CONCLUSIONS: The newest Ford Mustang is the best yet. By far.
2015 Ford Mustang 2.3
Base Price $ 29,300
Price As Tested $ 36,965
Engine Type DOHC 16-valve aluminum alloy inline 4-cylinder with variable cam phasing, turbocharging and intercooling, and direct fuel injection
Engine Size 2.3 liters / 140 cu. in.
Horsepower 310 @ 5500 rpm
Torque (lb-ft) 320 @ 2500-4500 rpm
Transmission 6-speed automatic (optional)
Wheelbase / Length 107.1 in. / 188.3 in.
Curb Weight 3524 lbs.
Pounds Per Horsepower 11.4
Fuel Capacity 15.5 gal.
Fuel Requirement 91 octane unleaded premium gasoline for best performance,87 octane unleaded regular gasoline acceptable
Tires 255/40ZR19 96Y Pirelli P-Zero
Brakes, front/rear vented disc with four-piston fixed calipers / vented disc with single-piston floating calipers
Suspension, front/rear independent MacPherson strut / independent integral link
Drivetrain front engine, rear-wheel drive
EPA Fuel Economy - miles per gallon city / highway / observed 21 / 32 / 22
0 to 60 mph 5.2 sec
OPTIONS AND CHARGES
Shaker Pro Audio System $1,795
6-Speed Select Shift Automatic $1,195
Enhanced Security Package $ 395
Adaptive Cruise Control $1,195
EcoBoost Performance Package -- includes: 255/40R19 summer tires, rear spoiler delete, 3.55:1 limited-slip differential, upgraded brakes $1,995
Reverse Park Assist $ 295
Voice-Activated Navigation System $ 795
Destination Charge $ 825
Sidebar: The EcoBoost Challenge
Automakers have a variety of ways to reach out to potential customers. One is to stage events that compare their cars and trucks to those of competitors and invite potential buyers to try them out, back-to-back. How do you get invited? Maybe the mystery of mailing lists, or answering surveys… or by being in the press and being invited to check it out and then tell the world. I've been to more than a few over the years, usually before the public but sometimes in with everyone else.
The venue is usually somewhere with a large expanse of asphalt, like a stadium parking lot when nothing else is happening. Various driving events are set up, to feature the manufacturer's car against the competition.
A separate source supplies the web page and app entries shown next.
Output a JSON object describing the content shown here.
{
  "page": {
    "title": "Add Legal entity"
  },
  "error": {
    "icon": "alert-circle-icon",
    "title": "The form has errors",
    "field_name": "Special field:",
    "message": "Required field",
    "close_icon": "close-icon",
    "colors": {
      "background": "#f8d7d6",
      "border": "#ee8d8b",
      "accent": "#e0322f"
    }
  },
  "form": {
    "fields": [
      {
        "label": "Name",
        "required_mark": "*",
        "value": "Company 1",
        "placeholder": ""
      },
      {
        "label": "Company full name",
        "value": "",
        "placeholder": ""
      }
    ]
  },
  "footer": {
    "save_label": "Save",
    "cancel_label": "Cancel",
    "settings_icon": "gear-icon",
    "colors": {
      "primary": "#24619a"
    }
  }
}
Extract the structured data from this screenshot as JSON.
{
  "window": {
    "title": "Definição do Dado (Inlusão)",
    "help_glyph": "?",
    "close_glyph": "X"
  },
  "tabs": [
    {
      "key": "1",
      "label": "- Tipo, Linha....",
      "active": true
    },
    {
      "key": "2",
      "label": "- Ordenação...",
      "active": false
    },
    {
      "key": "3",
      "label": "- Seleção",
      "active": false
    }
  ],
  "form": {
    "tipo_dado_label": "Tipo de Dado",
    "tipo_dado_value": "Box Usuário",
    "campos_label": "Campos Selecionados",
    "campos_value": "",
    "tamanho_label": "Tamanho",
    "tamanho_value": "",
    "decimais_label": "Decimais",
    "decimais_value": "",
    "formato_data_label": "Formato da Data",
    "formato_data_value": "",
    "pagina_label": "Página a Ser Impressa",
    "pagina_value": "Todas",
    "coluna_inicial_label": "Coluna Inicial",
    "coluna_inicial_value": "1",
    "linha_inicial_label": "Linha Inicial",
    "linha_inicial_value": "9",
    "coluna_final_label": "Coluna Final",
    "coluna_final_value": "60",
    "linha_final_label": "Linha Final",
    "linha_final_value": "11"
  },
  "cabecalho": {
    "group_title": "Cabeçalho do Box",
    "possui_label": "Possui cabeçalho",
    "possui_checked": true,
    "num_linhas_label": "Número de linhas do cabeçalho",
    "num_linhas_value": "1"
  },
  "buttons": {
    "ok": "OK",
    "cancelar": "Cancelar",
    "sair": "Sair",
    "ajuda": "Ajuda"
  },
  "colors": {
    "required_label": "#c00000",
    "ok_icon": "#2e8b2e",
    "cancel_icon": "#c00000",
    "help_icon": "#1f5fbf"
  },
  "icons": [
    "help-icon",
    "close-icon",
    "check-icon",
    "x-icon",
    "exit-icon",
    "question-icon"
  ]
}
This EcoBoost Challenge featured various Ford EcoBoost vehicles against perceived competitors for some events, and against the clock to showcase acceleration or maneuverability for others. There was a slalom / road course, cones but not for autocross speeds, for Ford's F150 and Escape, both with EcoBoost engines, against a Chevrolet Silverado and Honda CR-V, timed reaction-time trials with Fiesta and Focus STs, and an autocross with EcoBoost Mustangs, both stick and automatic. Interestingly, but I suppose unsurprisingly, there was also instruction available on how to drive a manual transmission, for those who never had.
Was it rigged to the benefit of Ford products? Not particularly -- I liked the CR-V better than the Escape on the course. The F150 handily beat the Silverado for comfort and maneuverability. YMMV… Was there pressure to go Ford? There was plenty of information available about the vehicles, but as far as I could tell no "hard sell" of any kind.
It's kind of like those "free dinner" presentations I keep getting in the mail (and ignoring) -- sit through a presentation on time-share condos or investment opportunities or retirement strategies or whatever and resist a sales pitch in exchange for a free dinner. But no direct sales pitch -- maybe some slightly unfair comparisons between vehicles, or maybe not, not here at least -- and no meal. There is no free lunch anyway, Robert Heinlen was right.